◆ Activity ◆
Go over the lines below, and when one contains the word "JSON", copy it.

(Beginning of Working data)

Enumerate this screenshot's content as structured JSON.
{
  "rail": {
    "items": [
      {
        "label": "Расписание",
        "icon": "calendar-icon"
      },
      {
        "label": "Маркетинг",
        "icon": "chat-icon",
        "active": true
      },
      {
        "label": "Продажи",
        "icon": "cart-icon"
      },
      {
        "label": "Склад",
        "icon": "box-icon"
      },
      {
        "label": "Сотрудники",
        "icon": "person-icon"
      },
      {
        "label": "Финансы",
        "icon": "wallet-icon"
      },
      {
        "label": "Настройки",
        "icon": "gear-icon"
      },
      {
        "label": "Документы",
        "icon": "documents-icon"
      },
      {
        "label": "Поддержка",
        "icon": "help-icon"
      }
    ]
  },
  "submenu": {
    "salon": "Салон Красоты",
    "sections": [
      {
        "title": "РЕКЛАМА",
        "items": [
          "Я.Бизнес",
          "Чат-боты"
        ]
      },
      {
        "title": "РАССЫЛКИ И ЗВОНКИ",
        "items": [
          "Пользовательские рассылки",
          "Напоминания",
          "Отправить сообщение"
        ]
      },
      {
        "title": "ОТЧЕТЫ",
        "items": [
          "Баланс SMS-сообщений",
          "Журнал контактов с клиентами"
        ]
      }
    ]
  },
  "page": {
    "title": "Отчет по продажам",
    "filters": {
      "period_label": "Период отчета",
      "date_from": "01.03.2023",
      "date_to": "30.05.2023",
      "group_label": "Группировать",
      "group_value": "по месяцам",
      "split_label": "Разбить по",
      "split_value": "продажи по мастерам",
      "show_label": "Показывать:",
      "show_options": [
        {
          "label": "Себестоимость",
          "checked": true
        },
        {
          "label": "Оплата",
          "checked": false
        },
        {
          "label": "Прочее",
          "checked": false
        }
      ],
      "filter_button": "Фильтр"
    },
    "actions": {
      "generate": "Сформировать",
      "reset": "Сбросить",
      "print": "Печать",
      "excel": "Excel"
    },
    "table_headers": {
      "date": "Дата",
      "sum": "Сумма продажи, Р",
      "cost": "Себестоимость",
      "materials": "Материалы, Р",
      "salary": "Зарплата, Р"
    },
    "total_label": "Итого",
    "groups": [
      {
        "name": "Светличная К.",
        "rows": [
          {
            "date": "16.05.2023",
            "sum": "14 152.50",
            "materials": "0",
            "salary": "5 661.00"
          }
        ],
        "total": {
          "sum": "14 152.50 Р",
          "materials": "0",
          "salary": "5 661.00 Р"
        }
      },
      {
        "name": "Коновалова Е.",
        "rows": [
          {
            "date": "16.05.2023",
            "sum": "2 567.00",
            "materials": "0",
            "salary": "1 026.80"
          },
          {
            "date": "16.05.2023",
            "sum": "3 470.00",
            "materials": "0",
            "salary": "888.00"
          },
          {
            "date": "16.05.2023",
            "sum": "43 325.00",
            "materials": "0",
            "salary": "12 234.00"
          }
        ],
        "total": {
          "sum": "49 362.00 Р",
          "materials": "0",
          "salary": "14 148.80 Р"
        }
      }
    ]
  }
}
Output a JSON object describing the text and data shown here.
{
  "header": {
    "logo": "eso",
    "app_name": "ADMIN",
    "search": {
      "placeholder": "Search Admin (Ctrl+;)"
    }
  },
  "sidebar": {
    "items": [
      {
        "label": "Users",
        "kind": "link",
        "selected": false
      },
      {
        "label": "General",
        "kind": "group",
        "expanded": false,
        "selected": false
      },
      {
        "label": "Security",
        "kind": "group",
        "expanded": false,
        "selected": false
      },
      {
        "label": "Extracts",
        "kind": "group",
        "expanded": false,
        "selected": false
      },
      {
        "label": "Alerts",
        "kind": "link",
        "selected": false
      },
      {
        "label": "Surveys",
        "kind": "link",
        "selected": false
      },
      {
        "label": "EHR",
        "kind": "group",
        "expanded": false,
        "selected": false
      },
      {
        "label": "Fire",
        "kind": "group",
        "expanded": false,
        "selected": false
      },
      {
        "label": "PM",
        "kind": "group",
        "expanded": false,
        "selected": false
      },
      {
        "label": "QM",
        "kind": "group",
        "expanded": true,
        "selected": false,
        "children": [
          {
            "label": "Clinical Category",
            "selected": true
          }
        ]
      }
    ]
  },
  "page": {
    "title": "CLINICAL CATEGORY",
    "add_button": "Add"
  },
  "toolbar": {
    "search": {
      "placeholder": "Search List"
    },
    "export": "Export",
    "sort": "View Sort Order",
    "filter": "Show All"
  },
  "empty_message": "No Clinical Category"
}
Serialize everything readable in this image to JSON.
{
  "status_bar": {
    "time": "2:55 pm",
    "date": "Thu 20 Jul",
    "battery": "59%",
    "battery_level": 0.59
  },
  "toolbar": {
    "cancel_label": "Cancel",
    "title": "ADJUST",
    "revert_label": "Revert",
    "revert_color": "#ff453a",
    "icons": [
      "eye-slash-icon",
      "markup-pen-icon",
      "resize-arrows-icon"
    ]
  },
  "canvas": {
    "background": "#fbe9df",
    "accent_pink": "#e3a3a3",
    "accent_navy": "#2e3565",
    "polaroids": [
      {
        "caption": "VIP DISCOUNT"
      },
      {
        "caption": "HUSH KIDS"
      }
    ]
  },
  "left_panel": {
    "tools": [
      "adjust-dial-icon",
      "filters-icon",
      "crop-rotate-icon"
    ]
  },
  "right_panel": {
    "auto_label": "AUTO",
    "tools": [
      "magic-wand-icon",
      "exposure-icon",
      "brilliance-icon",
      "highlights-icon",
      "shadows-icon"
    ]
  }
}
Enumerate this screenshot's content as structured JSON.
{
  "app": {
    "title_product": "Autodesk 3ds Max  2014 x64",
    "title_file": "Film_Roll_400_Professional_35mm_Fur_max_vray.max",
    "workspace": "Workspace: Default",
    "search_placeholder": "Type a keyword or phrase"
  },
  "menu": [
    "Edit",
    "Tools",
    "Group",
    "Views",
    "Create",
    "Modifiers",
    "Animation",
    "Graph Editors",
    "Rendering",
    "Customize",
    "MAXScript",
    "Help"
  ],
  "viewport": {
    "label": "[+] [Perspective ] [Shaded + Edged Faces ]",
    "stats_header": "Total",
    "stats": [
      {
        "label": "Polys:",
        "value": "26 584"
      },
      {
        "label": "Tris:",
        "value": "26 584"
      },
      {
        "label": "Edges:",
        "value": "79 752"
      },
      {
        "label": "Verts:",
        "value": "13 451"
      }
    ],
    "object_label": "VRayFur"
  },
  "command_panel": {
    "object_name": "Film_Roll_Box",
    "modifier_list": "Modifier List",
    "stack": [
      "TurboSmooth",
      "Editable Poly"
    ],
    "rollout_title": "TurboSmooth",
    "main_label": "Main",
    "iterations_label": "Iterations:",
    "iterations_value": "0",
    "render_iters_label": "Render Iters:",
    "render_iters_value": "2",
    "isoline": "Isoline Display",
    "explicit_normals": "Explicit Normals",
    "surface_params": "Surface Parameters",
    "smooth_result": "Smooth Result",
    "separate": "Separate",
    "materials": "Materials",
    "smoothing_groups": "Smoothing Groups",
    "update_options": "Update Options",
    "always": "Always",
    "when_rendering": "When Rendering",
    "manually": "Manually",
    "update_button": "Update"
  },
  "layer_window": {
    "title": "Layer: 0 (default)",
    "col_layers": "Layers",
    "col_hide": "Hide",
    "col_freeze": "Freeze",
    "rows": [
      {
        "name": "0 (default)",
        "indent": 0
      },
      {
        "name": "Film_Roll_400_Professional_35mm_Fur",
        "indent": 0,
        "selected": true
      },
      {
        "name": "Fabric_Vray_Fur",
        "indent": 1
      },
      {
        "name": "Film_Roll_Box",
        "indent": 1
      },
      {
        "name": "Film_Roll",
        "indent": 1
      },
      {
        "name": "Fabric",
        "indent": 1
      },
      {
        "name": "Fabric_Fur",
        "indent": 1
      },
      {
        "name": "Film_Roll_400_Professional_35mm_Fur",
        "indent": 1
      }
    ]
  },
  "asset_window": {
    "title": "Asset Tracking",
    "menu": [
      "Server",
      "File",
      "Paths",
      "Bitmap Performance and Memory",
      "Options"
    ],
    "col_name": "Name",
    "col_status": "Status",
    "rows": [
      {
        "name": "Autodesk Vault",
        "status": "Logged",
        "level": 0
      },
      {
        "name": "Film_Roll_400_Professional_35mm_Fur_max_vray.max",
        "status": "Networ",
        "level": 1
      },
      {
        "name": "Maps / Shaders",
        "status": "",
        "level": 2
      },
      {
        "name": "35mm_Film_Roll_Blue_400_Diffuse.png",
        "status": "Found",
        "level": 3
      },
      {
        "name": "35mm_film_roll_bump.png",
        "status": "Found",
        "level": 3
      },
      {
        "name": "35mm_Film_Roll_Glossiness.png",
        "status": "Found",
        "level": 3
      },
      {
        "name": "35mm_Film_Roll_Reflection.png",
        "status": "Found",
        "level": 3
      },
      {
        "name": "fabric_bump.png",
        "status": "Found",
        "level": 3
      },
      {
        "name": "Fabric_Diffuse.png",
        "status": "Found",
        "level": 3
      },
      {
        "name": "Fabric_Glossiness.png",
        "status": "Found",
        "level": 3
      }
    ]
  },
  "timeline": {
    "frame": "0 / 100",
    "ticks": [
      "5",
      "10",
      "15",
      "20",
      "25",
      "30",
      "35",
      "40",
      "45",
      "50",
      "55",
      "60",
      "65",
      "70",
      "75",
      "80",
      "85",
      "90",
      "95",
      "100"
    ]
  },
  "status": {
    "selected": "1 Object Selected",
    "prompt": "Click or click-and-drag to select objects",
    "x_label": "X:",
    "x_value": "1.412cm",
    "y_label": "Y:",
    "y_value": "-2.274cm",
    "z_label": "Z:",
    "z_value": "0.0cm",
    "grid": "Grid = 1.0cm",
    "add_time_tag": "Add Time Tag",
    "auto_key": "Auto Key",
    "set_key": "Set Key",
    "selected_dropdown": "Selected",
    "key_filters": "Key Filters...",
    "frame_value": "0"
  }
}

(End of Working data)

◆ Written answer ◆
Enumerate this screenshot's content as structured JSON.
Output a JSON object describing the text and data shown here.
Serialize everything readable in this image to JSON.
Enumerate this screenshot's content as structured JSON.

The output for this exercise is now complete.